In order to meet safety requirements, the bringing to market of a robot must adhere to strict norms defined by the machine directives that govern conditions of use. They are imposed right from the design stage, and define the environment in which the machine will operate. For example, the industrial robots introduced in the 1960s automobile industry were confined to spaces in which humans could not enter. Humanoid robots like Nao or Pepper are not allowed to gather items in a supermarket aisle. These robots are simply new communication machines that enhance Siri with their expressive movements; they do not interact with the physical world beyond their ability to maintain their balance. They will surely be able to one day, in a future that is much more distant than the media or prophets of new technologies suggest.
Progress in robotics is slower than it may seem. Two essential factors explain this gap between technological reality and the fears and hopes sparked by it. First, roboticists must meet the constraints required for certification (how to prove that the machine does what we expect of it and nothing more?). It’s a difficult task that is based on a methodology that combines mathematical modeling and software engineering.
Second, there is the difficulty of explaining this to the public, who wants to know what is really happening. Can robots replace us today or in the future? If so, for what tasks? Will artificial intelligence surpass human intelligence? These are legitimate question that call for dialogue.
Understanding the nuances of meanings
Roboticists need representations and words to explain their discoveries and popularize them, to discuss and debate them. Like many other scientific domains, robotics borrows its words from other fields, especially from cognition and human intelligence. While action verbs are unambiguous (the robot takes the object, it walks, it paints, it welds, etc.), verbs describing aptitude (to be autonomous, to decide, etc.) run the risk of multiple meanings, as demonstrated by this (real life) exchange between a roboticist and a person attending a popular science conference on humanoid robotics.
“Thank you for your attention. I can now answer any questions you may have.”
“The videos you played showing Atlas doing a backflip, or HRP2 slipping through a gap in a wall, are impressive, and show genuine technological achievement. But what’ll happen when these machines are equipped with artificial intelligence?”
“(Surprised) Hmm, I didn’t use the expression ‘artificial intelligence’ in my presentation, but artificial intelligence is essentially what I was talking about.

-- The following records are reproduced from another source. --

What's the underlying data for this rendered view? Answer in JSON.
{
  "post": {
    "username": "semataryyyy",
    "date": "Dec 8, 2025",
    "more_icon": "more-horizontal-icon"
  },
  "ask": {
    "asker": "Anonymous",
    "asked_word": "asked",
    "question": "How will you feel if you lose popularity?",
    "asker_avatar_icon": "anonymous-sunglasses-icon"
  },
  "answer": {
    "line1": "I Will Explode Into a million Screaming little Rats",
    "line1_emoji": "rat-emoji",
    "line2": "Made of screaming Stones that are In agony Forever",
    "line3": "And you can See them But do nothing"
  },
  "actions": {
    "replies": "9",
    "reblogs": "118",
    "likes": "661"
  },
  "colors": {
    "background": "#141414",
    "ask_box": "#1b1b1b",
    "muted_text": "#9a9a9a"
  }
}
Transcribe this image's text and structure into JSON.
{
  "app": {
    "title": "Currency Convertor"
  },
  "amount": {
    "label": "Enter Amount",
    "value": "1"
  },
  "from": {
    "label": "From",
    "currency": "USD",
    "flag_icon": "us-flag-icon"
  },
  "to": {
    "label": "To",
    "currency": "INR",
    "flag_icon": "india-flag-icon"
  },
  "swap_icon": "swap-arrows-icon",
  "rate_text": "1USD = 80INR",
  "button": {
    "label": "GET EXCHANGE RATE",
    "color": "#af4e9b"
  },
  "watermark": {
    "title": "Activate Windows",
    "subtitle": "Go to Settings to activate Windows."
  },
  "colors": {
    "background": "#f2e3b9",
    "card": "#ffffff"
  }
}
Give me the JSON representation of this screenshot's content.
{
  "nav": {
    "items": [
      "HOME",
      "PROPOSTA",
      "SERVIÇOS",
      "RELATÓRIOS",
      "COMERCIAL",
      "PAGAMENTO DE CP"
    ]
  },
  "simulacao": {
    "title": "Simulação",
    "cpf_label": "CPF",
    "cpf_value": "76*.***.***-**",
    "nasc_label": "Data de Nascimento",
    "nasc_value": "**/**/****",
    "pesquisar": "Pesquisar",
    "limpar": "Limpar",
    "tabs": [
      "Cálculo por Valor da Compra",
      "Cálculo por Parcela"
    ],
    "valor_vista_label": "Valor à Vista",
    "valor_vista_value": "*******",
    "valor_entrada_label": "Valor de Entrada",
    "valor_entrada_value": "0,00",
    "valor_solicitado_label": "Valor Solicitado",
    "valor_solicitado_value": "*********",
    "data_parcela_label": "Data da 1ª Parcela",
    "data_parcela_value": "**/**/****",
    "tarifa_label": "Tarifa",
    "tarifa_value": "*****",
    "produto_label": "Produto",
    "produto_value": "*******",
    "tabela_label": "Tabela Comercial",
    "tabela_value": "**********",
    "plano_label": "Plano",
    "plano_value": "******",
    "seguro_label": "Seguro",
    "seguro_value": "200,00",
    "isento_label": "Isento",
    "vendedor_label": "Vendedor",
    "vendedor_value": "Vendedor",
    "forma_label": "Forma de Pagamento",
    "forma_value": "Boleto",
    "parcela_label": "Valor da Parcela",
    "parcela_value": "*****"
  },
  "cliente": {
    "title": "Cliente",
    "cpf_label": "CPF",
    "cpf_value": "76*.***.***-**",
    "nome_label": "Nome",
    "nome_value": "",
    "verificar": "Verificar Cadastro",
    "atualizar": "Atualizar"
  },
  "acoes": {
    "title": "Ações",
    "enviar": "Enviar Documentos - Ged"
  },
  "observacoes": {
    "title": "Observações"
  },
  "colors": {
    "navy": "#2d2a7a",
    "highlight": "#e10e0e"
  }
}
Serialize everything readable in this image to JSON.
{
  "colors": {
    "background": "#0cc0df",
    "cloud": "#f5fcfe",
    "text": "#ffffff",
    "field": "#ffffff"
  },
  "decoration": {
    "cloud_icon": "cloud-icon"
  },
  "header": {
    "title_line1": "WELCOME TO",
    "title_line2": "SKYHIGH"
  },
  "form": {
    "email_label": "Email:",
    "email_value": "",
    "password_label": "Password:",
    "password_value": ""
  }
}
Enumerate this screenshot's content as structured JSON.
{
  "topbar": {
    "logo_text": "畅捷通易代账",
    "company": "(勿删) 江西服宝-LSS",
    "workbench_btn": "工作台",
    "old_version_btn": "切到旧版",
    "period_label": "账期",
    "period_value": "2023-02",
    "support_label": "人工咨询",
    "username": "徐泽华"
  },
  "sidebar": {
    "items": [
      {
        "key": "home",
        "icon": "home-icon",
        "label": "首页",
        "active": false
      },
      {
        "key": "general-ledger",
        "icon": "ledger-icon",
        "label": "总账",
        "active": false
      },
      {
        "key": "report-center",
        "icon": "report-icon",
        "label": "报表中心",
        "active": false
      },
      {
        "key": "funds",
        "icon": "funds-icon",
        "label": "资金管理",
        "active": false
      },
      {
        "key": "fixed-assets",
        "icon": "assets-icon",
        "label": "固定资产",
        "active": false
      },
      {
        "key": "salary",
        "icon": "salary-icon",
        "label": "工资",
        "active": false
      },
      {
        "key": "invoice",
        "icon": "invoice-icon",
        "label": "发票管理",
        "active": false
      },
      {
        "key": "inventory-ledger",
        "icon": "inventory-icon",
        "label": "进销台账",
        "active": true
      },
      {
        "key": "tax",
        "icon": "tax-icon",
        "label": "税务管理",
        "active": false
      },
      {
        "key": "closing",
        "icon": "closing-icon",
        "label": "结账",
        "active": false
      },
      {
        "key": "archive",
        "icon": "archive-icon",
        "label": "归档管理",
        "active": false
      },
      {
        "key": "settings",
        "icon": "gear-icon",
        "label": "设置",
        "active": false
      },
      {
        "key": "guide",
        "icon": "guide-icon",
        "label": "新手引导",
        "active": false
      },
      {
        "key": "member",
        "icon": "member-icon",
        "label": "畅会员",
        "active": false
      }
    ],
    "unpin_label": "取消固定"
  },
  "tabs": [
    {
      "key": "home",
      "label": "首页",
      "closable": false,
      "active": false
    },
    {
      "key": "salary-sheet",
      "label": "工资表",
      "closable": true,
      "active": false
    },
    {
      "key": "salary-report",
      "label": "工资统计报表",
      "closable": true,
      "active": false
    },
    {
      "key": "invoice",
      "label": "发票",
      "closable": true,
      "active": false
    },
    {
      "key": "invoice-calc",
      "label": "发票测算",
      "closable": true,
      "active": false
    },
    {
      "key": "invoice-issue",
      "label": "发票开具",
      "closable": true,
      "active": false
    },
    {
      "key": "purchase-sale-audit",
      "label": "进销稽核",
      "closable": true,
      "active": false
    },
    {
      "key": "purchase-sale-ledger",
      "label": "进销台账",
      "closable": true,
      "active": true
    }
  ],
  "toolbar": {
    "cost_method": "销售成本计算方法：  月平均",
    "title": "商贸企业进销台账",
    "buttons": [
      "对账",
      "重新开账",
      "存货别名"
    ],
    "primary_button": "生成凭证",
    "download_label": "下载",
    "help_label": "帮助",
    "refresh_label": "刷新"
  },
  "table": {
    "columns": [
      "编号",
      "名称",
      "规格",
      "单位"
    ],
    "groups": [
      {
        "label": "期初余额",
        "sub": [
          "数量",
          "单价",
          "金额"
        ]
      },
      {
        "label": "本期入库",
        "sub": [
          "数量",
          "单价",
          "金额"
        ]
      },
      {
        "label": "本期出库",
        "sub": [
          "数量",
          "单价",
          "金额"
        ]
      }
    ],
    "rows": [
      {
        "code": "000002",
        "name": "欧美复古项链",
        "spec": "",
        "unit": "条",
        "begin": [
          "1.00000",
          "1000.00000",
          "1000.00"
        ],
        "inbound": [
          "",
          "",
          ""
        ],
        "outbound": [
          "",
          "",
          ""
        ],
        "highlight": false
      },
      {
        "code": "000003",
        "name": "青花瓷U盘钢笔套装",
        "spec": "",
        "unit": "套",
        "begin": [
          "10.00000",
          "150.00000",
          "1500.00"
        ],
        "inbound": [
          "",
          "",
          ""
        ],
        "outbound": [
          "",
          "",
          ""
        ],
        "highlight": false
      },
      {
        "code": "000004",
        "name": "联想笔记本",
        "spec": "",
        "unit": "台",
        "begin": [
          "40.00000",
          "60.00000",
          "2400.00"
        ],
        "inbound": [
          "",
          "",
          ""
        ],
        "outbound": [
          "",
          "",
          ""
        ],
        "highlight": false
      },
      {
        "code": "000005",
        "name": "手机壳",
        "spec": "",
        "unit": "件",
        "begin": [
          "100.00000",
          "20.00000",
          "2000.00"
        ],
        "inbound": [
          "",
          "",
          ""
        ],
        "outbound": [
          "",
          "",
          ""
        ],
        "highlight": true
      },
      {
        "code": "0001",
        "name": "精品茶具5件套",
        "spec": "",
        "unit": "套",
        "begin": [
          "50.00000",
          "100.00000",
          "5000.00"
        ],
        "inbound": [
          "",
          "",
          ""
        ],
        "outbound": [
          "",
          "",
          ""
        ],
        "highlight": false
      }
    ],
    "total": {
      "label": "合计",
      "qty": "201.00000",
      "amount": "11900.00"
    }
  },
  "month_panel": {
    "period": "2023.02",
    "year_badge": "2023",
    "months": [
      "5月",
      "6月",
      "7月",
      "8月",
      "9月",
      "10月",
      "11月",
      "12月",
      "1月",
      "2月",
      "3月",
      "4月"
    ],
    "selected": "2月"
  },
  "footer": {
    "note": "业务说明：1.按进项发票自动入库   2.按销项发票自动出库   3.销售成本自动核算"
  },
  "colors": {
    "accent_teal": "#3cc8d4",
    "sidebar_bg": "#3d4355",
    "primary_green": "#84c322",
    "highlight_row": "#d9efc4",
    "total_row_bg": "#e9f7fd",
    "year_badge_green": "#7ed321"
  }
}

Robots that are capable of such feats do indeed have a form of intelligence—bodily intelligence—don’t you think? What exactly do you mean by artificial intelligence?”
“I don’t know. Maybe a machine that’s autonomous, that makes decisions.”
“Atlas and HRP2 can maintain their balance in extreme conditions thanks to software programs whose principles I explained. Can we consider them to be autonomous? When HRP2 picks a ball up off the ground or a table, can we say that it’s deciding on the movement it should make? Wouldn’t you agree?”
“Yes, I see.”
“So in repeating your words (autonomy, decision), we could conclude that these robots are truly intelligent. And I totally agree with you!”
“I see, but are they conscious?”
“Hmm, I suggest we continue this discussion at the buffet.”
Grasping the meaning of this dialogue represents an area of research in its own right. The recently published book Wording Robotics gathers, for the first time, the contributions made by roboticists, linguists, anthropologists, philosophers, and neurophysiologists regarding these questions. This interdisciplinary research is a precondition to any ethical consideration of robotics development.
The points of view, opinions, and analyses published in this column are solely those of the author. They do not represent any position whatsoever taken by the CNRS.
> J.P. Laumond, E. Danblon, and C. Pieters (eds.), Wording Robotics, Springer Tracts in Advanced Robotics 130, Springer, 2019.
> J.P. Laumond, D. Vidal, Robots, Éditions de la Cité des sciences et de l’industrie, 2019.
> J.P. Laumond, Poincaré et la robotique : les géométries de l’imaginaire, Éditions Le Bord de l’eau, 2018.